Component data from apps and pages
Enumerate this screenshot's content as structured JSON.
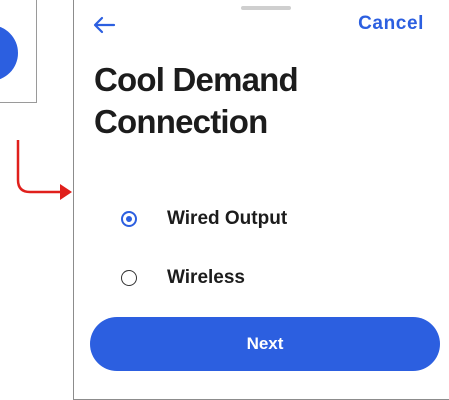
{
  "header": {
    "back_icon": "arrow-left-icon",
    "cancel_label": "Cancel"
  },
  "title": {
    "line1": "Cool Demand",
    "line2": "Connection"
  },
  "options": [
    {
      "label": "Wired Output",
      "selected": true
    },
    {
      "label": "Wireless",
      "selected": false
    }
  ],
  "footer": {
    "next_label": "Next"
  },
  "colors": {
    "accent": "#2c5fe0",
    "flow_arrow": "#e0201c",
    "text": "#1c1c1c"
  }
}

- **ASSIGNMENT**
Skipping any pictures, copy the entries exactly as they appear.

- **TASK RESULT**
Enumerate this screenshot's content as structured JSON.
{
  "header": {
    "back_icon": "arrow-left-icon",
    "cancel_label": "Cancel"
  },
  "title": {
    "line1": "Cool Demand",
    "line2": "Connection"
  },
  "options": [
    {
      "label": "Wired Output",
      "selected": true
    },
    {
      "label": "Wireless",
      "selected": false
    }
  ],
  "footer": {
    "next_label": "Next"
  },
  "colors": {
    "accent": "#2c5fe0",
    "flow_arrow": "#e0201c",
    "text": "#1c1c1c"
  }
}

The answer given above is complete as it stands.